* Extracted data entries:
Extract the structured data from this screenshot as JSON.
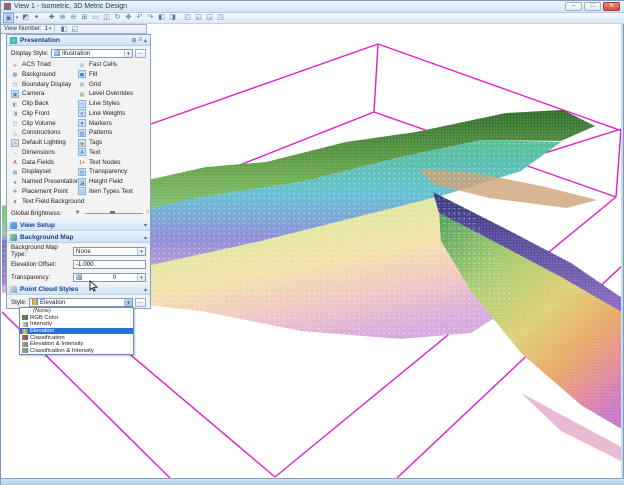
{
  "window": {
    "title": "View 1 - Isometric, 3D Metric Design",
    "minimize_label": "–",
    "maximize_label": "□",
    "close_label": "✕"
  },
  "toolbar": {
    "icons": [
      {
        "name": "view-attributes-icon",
        "glyph": "▣",
        "sel": true
      },
      {
        "name": "view-attributes-caret-icon",
        "glyph": "▾",
        "caret": true
      },
      {
        "name": "view-display-mode-icon",
        "glyph": "◩"
      },
      {
        "name": "adjust-view-brightness-icon",
        "glyph": "✦"
      },
      {
        "name": "separator",
        "sep": true
      },
      {
        "name": "update-view-icon",
        "glyph": "✚"
      },
      {
        "name": "zoom-in-icon",
        "glyph": "⊕"
      },
      {
        "name": "zoom-out-icon",
        "glyph": "⊖"
      },
      {
        "name": "window-area-icon",
        "glyph": "⊞"
      },
      {
        "name": "fit-view-icon",
        "glyph": "▭"
      },
      {
        "name": "copy-view-icon",
        "glyph": "◫"
      },
      {
        "name": "rotate-view-icon",
        "glyph": "↻"
      },
      {
        "name": "pan-view-icon",
        "glyph": "✥"
      },
      {
        "name": "view-previous-icon",
        "glyph": "↶"
      },
      {
        "name": "view-next-icon",
        "glyph": "↷"
      },
      {
        "name": "apply-window-1-icon",
        "glyph": "◧"
      },
      {
        "name": "apply-window-2-icon",
        "glyph": "◨"
      },
      {
        "name": "separator",
        "sep": true
      },
      {
        "name": "clip-volume-icon",
        "glyph": "◰"
      },
      {
        "name": "clip-mask-icon",
        "glyph": "◱"
      },
      {
        "name": "camera-settings-icon",
        "glyph": "◲"
      },
      {
        "name": "navigate-view-icon",
        "glyph": "◳"
      }
    ],
    "view_number_label": "View Number:",
    "view_number_value": "1",
    "view_number_caret": "▾",
    "view_group_icons": [
      {
        "name": "show-view-toggle-icon",
        "glyph": "◧"
      },
      {
        "name": "manage-view-groups-icon",
        "glyph": "◱"
      }
    ]
  },
  "panel": {
    "title": "Presentation",
    "header_icons": [
      {
        "name": "panel-grid-view-icon",
        "glyph": "⊞"
      },
      {
        "name": "panel-list-view-icon",
        "glyph": "≡"
      },
      {
        "name": "panel-collapse-icon",
        "glyph": "▴"
      }
    ],
    "display_style_label": "Display Style:",
    "display_style_value": "Illustration",
    "display_style_caret": "▾",
    "more_button_label": "...",
    "left_items": [
      {
        "label": "ACS Triad",
        "icon": "acs-triad-icon",
        "glyph": "✛",
        "color": "#c07020",
        "enabled": false
      },
      {
        "label": "Background",
        "icon": "background-icon",
        "glyph": "▦",
        "color": "#7090b0",
        "enabled": false
      },
      {
        "label": "Boundary Display",
        "icon": "boundary-display-icon",
        "glyph": "◳",
        "color": "#7090b0",
        "enabled": false
      },
      {
        "label": "Camera",
        "icon": "camera-icon",
        "glyph": "▣",
        "color": "#4878b8",
        "enabled": true
      },
      {
        "label": "Clip Back",
        "icon": "clip-back-icon",
        "glyph": "◧",
        "color": "#8098b0",
        "enabled": false
      },
      {
        "label": "Clip Front",
        "icon": "clip-front-icon",
        "glyph": "◨",
        "color": "#8098b0",
        "enabled": false
      },
      {
        "label": "Clip Volume",
        "icon": "clip-volume-icon",
        "glyph": "◰",
        "color": "#8098b0",
        "enabled": false
      },
      {
        "label": "Constructions",
        "icon": "constructions-icon",
        "glyph": "△",
        "color": "#6888a8",
        "enabled": false
      },
      {
        "label": "Default Lighting",
        "icon": "default-lighting-icon",
        "glyph": "☀",
        "color": "#d8a020",
        "enabled": true
      },
      {
        "label": "Dimensions",
        "icon": "dimensions-icon",
        "glyph": "↔",
        "color": "#3060a0",
        "enabled": false
      },
      {
        "label": "Data Fields",
        "icon": "data-fields-icon",
        "glyph": "A",
        "color": "#c03030",
        "enabled": false
      },
      {
        "label": "Displayset",
        "icon": "displayset-icon",
        "glyph": "▤",
        "color": "#5080b0",
        "enabled": false
      },
      {
        "label": "Named Presentation",
        "icon": "named-presentation-icon",
        "glyph": "★",
        "color": "#8080a0",
        "enabled": false
      },
      {
        "label": "Placement Point",
        "icon": "placement-point-icon",
        "glyph": "✛",
        "color": "#3050a0",
        "enabled": false
      },
      {
        "label": "Text Field Background",
        "icon": "text-field-background-icon",
        "glyph": "a",
        "color": "#444444",
        "enabled": false
      }
    ],
    "right_items": [
      {
        "label": "Fast Cells",
        "icon": "fast-cells-icon",
        "glyph": "⊞",
        "color": "#80a0c8",
        "enabled": false
      },
      {
        "label": "Fill",
        "icon": "fill-icon",
        "glyph": "◼",
        "color": "#3878c0",
        "enabled": true
      },
      {
        "label": "Grid",
        "icon": "grid-icon",
        "glyph": "▦",
        "color": "#9ab0c8",
        "enabled": false
      },
      {
        "label": "Level Overrides",
        "icon": "level-overrides-icon",
        "glyph": "▤",
        "color": "#50a050",
        "enabled": false
      },
      {
        "label": "Line Styles",
        "icon": "line-styles-icon",
        "glyph": "≈",
        "color": "#3060a0",
        "enabled": true
      },
      {
        "label": "Line Weights",
        "icon": "line-weights-icon",
        "glyph": "≡",
        "color": "#204880",
        "enabled": true
      },
      {
        "label": "Markers",
        "icon": "markers-icon",
        "glyph": "▼",
        "color": "#3878c0",
        "enabled": true
      },
      {
        "label": "Patterns",
        "icon": "patterns-icon",
        "glyph": "▨",
        "color": "#5080b0",
        "enabled": true
      },
      {
        "label": "Tags",
        "icon": "tags-icon",
        "glyph": "◆",
        "color": "#e08020",
        "enabled": true
      },
      {
        "label": "Text",
        "icon": "text-icon",
        "glyph": "A",
        "color": "#2858a8",
        "enabled": true
      },
      {
        "label": "Text Nodes",
        "icon": "text-nodes-icon",
        "glyph": "1+",
        "color": "#c03030",
        "enabled": false
      },
      {
        "label": "Transparency",
        "icon": "transparency-icon",
        "glyph": "▥",
        "color": "#6090c0",
        "enabled": true
      },
      {
        "label": "Height Field",
        "icon": "height-field-icon",
        "glyph": "◪",
        "color": "#5080b0",
        "enabled": true
      },
      {
        "label": "Item Types Text",
        "icon": "item-types-text-icon",
        "glyph": "▭",
        "color": "#5080b0",
        "enabled": true
      }
    ],
    "global_brightness_label": "Global Brightness:",
    "view_setup": {
      "title": "View Setup",
      "collapse_glyph": "▾"
    },
    "background_map": {
      "title": "Background Map",
      "collapse_glyph": "▴",
      "type_label": "Background Map Type:",
      "type_value": "None",
      "elevation_label": "Elevation Offset:",
      "elevation_value": "-1.000",
      "transparency_label": "Transparency:",
      "transparency_value": "0"
    },
    "point_cloud": {
      "title": "Point Cloud Styles",
      "collapse_glyph": "▴",
      "style_label": "Style:",
      "style_value": "Elevation",
      "options": [
        {
          "label": "(None)",
          "icon": "",
          "none": true
        },
        {
          "label": "RGB Color",
          "icon": "rgb-color-icon",
          "grad": "linear-gradient(90deg,#d04040,#40a040,#4060d0)"
        },
        {
          "label": "Intensity",
          "icon": "intensity-icon",
          "grad": "linear-gradient(90deg,#e8e8e8,#808080)"
        },
        {
          "label": "Elevation",
          "icon": "elevation-icon",
          "grad": "linear-gradient(90deg,#e08030,#d8d050,#4090d0)",
          "selected": true
        },
        {
          "label": "Classification",
          "icon": "classification-icon",
          "grad": "linear-gradient(90deg,#50a050,#c05050,#5050c0)"
        },
        {
          "label": "Elevation & Intensity",
          "icon": "elevation-intensity-icon",
          "grad": "linear-gradient(90deg,#e0a050,#909090,#5090c0)"
        },
        {
          "label": "Classification & Intensity",
          "icon": "classification-intensity-icon",
          "grad": "linear-gradient(90deg,#70a070,#a0a0a0,#7070b0)"
        }
      ]
    }
  },
  "colors": {
    "wireframe_magenta": "#e01ed0",
    "selection_blue": "#2a6fd6",
    "section_header_text": "#16407e",
    "close_button_red": "#cf5148"
  }
}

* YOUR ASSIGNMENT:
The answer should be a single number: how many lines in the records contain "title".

* ANSWER:
5